Then Being Human will belong to them. Once the credits on episode 6 roll, the future of all those characters will exist in the imagination of the audience, to do with as they please. But in a way, the show always did belong to the fans. Their tenacity, passion, and loyalty are what kept the show going and provided inspiration to everyone working on it.

I'm reminded of the scene in series 3, episode 8, with Mitchell and Herrick sitting in the car looking at the sunset. Herrick asks if Mitchell finds it amazing that soon this world will be theirs. And Mitchell says: "It always was."

(Yeah, and then he stakes him, I know. Ignore that bit.)

Rob Pursey, the show's executive producer, from Touchpaper Television, commented:
Working on Being Human has been a truly great experience. From the first one-hour pilot, all the way through to this climactic series, we've been given real creative freedom and encouragement. It's a credit to BBC Three that such an unusual idea has been allowed to flourish and evolve in its own unique way.

I'd like to take the chance to thank Toby Whithouse for his incredible writing and storytelling; the other screenwriters who've made the series their own; the three producers who've nurtured the show; and the many directors who've helped us establish the show's unique tone. Being Human has also opened the door to new acting talent, including some incredibly exciting younger actors, which is a legacy we all feel proud of. We will miss Being Human, but feel inspired that there is a place for series like this on British television.

BBC Three controller Zai Bennett said:
Being Human has been a fantastic and faithful friend to BBC Three. It's featured some truly exceptional actors and storylines through the years and I'd like to thank Toby and the production team for their vision and passion. However, all good things come to an end and at BBC Three we're committed to breaking new shows and new talent and who better to pass that baton on than Toby?

A trailer emphasising the fact that Series 5 is the show's last one has been released by the BBC:


Episode two of the new - and now final - series will air on Sunday 10th February. Entitled Sticks And Rope, it will go out at 10pm.

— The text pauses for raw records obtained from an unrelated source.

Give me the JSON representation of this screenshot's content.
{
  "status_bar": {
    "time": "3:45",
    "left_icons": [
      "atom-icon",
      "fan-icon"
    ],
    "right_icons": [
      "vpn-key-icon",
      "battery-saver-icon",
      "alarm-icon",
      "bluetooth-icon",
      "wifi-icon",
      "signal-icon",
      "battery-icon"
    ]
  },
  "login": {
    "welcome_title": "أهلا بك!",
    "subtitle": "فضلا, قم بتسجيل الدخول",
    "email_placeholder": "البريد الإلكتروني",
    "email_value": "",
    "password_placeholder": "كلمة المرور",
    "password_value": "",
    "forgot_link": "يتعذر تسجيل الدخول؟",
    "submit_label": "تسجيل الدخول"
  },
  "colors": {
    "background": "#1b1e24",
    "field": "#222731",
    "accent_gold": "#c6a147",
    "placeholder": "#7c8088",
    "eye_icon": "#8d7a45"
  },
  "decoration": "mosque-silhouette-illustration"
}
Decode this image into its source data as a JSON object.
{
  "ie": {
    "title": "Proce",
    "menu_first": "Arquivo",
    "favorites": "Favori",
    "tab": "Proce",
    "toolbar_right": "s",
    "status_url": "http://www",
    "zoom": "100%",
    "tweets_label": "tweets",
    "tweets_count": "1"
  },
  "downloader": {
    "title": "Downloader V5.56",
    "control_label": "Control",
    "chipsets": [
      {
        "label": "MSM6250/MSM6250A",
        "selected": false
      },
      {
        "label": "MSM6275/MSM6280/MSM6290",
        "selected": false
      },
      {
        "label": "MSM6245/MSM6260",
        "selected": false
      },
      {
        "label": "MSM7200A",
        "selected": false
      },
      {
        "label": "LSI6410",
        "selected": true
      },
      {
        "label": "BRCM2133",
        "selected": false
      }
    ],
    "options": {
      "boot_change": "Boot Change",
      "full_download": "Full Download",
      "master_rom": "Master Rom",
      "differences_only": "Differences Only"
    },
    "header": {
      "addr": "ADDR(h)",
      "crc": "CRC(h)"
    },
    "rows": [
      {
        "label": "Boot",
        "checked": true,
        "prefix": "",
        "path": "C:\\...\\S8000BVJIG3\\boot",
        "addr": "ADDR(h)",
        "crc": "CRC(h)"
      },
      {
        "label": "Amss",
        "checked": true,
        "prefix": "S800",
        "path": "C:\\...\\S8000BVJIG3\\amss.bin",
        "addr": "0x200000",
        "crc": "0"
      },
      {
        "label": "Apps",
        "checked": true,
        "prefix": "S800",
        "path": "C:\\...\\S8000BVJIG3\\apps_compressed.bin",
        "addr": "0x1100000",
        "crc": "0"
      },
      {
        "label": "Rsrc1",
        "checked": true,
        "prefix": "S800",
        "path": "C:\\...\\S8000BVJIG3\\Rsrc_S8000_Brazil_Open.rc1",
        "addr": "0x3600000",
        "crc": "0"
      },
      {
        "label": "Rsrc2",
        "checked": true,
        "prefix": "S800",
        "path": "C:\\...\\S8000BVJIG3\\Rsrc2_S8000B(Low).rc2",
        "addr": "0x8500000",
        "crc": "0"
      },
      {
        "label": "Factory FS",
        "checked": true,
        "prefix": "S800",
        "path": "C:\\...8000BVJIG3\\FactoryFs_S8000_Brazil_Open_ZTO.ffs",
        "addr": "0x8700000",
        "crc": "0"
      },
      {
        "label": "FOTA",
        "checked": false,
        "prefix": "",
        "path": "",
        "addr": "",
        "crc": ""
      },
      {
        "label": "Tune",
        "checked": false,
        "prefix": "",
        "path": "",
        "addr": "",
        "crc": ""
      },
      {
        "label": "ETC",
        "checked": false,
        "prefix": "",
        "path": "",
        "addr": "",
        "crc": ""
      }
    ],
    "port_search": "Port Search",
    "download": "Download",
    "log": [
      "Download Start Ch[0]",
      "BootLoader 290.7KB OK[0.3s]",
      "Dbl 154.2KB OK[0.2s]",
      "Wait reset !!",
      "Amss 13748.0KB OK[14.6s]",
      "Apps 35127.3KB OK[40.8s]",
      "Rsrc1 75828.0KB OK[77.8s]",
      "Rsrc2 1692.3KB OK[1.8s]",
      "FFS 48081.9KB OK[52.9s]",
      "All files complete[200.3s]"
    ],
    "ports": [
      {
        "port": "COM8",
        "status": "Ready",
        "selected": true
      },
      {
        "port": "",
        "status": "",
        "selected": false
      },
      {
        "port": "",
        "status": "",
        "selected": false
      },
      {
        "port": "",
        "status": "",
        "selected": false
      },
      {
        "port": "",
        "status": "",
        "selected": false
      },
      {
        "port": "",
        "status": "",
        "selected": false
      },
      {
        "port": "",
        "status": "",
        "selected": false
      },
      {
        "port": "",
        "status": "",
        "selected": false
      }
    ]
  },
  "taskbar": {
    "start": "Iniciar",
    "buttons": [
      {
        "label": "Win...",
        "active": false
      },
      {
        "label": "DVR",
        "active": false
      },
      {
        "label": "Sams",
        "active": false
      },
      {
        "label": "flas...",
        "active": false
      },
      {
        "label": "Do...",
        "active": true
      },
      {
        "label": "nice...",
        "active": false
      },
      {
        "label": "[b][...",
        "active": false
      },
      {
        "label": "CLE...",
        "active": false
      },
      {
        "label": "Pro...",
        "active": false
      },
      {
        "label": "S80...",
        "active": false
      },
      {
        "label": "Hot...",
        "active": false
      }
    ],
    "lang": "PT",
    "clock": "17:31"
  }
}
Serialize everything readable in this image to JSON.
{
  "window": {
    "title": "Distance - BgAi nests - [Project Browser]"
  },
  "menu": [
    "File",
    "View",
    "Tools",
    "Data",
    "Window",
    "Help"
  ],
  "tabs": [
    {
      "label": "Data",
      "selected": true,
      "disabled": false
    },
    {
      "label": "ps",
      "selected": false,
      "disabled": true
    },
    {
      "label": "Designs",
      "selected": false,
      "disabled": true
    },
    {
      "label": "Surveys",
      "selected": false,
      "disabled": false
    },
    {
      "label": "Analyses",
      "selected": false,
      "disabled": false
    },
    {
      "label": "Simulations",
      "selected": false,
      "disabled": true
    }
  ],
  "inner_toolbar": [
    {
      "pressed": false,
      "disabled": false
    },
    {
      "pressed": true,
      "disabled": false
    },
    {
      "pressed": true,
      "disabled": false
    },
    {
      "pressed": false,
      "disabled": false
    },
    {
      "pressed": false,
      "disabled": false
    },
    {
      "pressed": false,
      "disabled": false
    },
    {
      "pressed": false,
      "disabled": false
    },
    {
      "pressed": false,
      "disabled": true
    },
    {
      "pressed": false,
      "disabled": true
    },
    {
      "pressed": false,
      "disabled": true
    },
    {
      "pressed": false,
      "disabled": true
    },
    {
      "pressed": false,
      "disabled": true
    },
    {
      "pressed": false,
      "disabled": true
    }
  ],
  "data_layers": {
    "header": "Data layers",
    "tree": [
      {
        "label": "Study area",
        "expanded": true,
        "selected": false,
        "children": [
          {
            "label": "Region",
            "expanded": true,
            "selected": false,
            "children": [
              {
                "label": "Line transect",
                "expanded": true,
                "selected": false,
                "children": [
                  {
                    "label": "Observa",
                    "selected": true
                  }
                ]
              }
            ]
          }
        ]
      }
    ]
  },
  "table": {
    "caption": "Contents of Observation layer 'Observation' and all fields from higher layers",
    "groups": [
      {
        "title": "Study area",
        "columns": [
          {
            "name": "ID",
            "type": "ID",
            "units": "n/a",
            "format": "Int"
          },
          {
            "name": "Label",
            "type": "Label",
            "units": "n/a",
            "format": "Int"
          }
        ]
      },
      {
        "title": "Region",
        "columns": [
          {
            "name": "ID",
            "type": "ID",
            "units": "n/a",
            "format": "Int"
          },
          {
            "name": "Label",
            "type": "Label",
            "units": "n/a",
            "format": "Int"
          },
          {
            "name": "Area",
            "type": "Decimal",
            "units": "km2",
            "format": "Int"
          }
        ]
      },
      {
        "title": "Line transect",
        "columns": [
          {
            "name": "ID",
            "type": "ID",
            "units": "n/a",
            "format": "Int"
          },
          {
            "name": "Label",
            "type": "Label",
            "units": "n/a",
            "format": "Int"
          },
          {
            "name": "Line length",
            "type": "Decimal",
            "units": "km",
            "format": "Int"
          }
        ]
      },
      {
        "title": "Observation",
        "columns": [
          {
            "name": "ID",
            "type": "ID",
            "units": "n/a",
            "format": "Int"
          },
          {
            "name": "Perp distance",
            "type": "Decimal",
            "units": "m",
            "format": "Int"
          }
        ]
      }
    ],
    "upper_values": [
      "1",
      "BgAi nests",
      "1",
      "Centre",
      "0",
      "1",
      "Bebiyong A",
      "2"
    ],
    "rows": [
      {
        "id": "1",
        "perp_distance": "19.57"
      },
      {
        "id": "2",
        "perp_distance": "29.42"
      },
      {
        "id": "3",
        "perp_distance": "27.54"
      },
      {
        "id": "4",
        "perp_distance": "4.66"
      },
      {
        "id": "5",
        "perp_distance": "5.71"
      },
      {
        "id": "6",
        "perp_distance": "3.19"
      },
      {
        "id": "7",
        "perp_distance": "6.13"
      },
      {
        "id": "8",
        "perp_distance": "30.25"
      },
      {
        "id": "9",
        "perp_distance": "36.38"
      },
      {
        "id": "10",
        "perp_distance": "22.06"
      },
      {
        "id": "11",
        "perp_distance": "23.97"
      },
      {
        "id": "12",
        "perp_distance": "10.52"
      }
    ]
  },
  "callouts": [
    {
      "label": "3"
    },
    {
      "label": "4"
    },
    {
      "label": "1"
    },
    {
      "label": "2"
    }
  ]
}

Last Sunday's episode drew an average of 731,000 viewers - its lowest first-episode audience since the first series. Series 4's opener had 1.1 million viewers, Series 3's 1.37 million, and Series 2's 1.41 million.







NEWS IN TIME AND SPACE IS COPYRIGHT © 2017 NEWS IN TIME AND SPACE LTD. ALL RIGHTS RESERVED.
DOCTOR WHO IS COPYRIGHT © BRITISH BROADCASTING CORPORATION (BBC) 1963, 2017.
NO INFRINGEMENT OF THIS COPYRIGHT IS EITHER IMPLIED OR INTENDED.